* **Work request**:
An exact reproduction of the entries is needed. Keep all pictures out of it.

Start of Data provided

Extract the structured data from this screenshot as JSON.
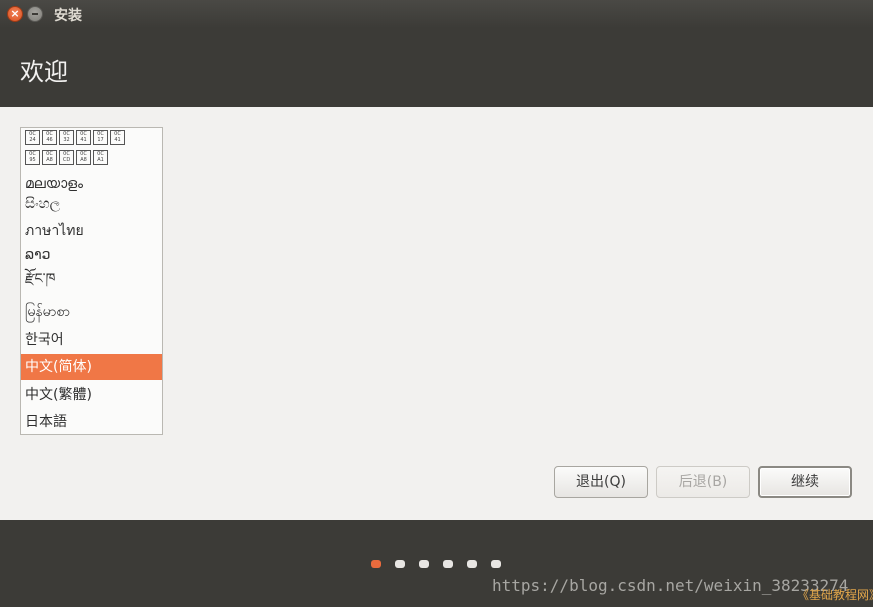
{
  "window": {
    "title": "安装"
  },
  "header": {
    "title": "欢迎"
  },
  "languages": [
    {
      "label": "▯▯▯▯▯",
      "boxes": [
        "0C24",
        "0C46",
        "0C32",
        "0C41",
        "0C17",
        "0C41"
      ],
      "selected": false
    },
    {
      "label": "▯▯▯▯",
      "boxes": [
        "0C95",
        "0CA8",
        "0CCD",
        "0CA8",
        "0CA1"
      ],
      "selected": false
    },
    {
      "label": "മലയാളം",
      "selected": false
    },
    {
      "label": "සිංහල",
      "selected": false
    },
    {
      "label": "ภาษาไทย",
      "selected": false
    },
    {
      "label": "ລາວ",
      "selected": false
    },
    {
      "label": "རྫོང་ཁ",
      "selected": false
    },
    {
      "label": "မြန်မာစာ",
      "selected": false
    },
    {
      "label": "한국어",
      "selected": false
    },
    {
      "label": "中文(简体)",
      "selected": true
    },
    {
      "label": "中文(繁體)",
      "selected": false
    },
    {
      "label": "日本語",
      "selected": false
    }
  ],
  "buttons": {
    "quit": "退出(Q)",
    "back": "后退(B)",
    "continue": "继续"
  },
  "progress": {
    "total_steps": 6,
    "current_step": 1
  },
  "watermark": {
    "url": "https://blog.csdn.net/weixin_38233274",
    "site": "《基础教程网》"
  },
  "colors": {
    "accent": "#f07746",
    "titlebar": "#3c3b37",
    "content_bg": "#f2f1ef"
  }
}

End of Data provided

* **Worked solution**:
Extract the structured data from this screenshot as JSON.
{
  "window": {
    "title": "安装"
  },
  "header": {
    "title": "欢迎"
  },
  "languages": [
    {
      "label": "▯▯▯▯▯",
      "boxes": [
        "0C24",
        "0C46",
        "0C32",
        "0C41",
        "0C17",
        "0C41"
      ],
      "selected": false
    },
    {
      "label": "▯▯▯▯",
      "boxes": [
        "0C95",
        "0CA8",
        "0CCD",
        "0CA8",
        "0CA1"
      ],
      "selected": false
    },
    {
      "label": "മലയാളം",
      "selected": false
    },
    {
      "label": "සිංහල",
      "selected": false
    },
    {
      "label": "ภาษาไทย",
      "selected": false
    },
    {
      "label": "ລາວ",
      "selected": false
    },
    {
      "label": "རྫོང་ཁ",
      "selected": false
    },
    {
      "label": "မြန်မာစာ",
      "selected": false
    },
    {
      "label": "한국어",
      "selected": false
    },
    {
      "label": "中文(简体)",
      "selected": true
    },
    {
      "label": "中文(繁體)",
      "selected": false
    },
    {
      "label": "日本語",
      "selected": false
    }
  ],
  "buttons": {
    "quit": "退出(Q)",
    "back": "后退(B)",
    "continue": "继续"
  },
  "progress": {
    "total_steps": 6,
    "current_step": 1
  },
  "watermark": {
    "url": "https://blog.csdn.net/weixin_38233274",
    "site": "《基础教程网》"
  },
  "colors": {
    "accent": "#f07746",
    "titlebar": "#3c3b37",
    "content_bg": "#f2f1ef"
  }
}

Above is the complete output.